Van Breukelen now has 64 TB of data in each of the two mirrors under his charge. He said managing the system is easy using standard tools because the system automates data retention, retrieval and deletion.
For van Breukelen, the advantages of object-based storage are clear. It is easy to use, is maintenance-free and highly reliable, so even if a piece of hardware fails, the data remains intact. And as an added bonus, it also uses less power than the EMC equipment.
École Polytechnique Fédérale de Lausanne jazzes up its storage
École Polytechnique Fédérale de Lausanne (EPFL) is a sponsored university in Switzerland. It is close to Montreux, home of the famous jazz festival, whose organisers had a problem. They had 45 years of video and audio in 24 different formats containing 5,000 hours of concert time. This included records of performances as well as metadata, such as set lists and photos.
The tapes were aging, so the festival’s organisers asked EPFL to lead a digitalisation project—the Montreux Sounds Digital Project—and store the data for the indefinite future.
Alexandre Delidais, director of operations and development at EPFL, said that the initial plan was to store the digitised video on tape. But, Delidais recognised that over such long periods of time, the hardware and software needed to access the tapes would become obsolete, so it was not a sustainable long-term option.

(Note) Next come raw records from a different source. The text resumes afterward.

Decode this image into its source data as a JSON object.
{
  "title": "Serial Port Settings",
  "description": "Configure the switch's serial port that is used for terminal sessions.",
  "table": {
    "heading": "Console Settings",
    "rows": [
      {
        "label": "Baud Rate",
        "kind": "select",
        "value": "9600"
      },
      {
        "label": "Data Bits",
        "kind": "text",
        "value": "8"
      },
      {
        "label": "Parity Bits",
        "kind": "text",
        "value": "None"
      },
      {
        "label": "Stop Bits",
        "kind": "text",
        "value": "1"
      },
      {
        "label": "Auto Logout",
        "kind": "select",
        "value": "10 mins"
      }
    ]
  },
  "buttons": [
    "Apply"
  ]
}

While transferring the digitised videos to tape for short- to medium-term archiving, EPFL explored options for more robust storage to accommodate the archive. The aim is to provide a live archive, accessible to the local community and EPFL students for research purposes, and a long-term archive that will amount to about 1.5 petabytes (PB).
Delidais met storage company Amplidata in 2010 and found the company's Optimized Object Storage (OOS) AS20 Storage Nodes offered the possibility of a live disk-based archive. OOS spreads objects over several storage nodes and can restore the original data in the event of multiple disk failures.
Amplidata's object storage technology, called BitSpread, is sold as an improvement to RAID that distributes and stores data redundantly across several disks, minimising the risk of a single disk failure affecting data. The system divides data objects into blocks that it converts to a larger number of check blocks, from which it can then reconstruct the original data. Amplidata describes it as like solving a Sudoku puzzle; once you fill enough fields, you can calculate the rest.
EPFL opted for object-based infrastructure because of its high levels of redundancy and reliability, as well as for its ability to store very large amounts of data that will be accessible using standards-based technology such as HTTP for the foreseeable future. And the college can expand the system as more data comes online. "We can manage the content for different usages, and it gives us high redundancy, security and access management," Delidais said. "We also keep a compressed version of the archive of about 200 TB on the Amplidata for use on a daily basis."
Delidais expanded on his storage criteria. "First, for our archive, we need high redundancy. OOS allows us to build redundancy into and optimise our storage. If one disk or server fails, we just replace it," he said.
"The second is security. We want to ensure the compressed version doesn't escape onto the Internet, and the Amplidata system allows us to segment the storage as we want and so control access. We foresee that there will be one segment for a secondary archive, another for online content in a low-res Web format and another for temporary usage," he said.
"The third requirement was speed. We need to be able to stream high-bit-rate video, which needs high throughput, peaking above 1 Gbps. Amplidata does this well compared to our existing RED5 NAS—also the RED5 is a disaster from a power perspective."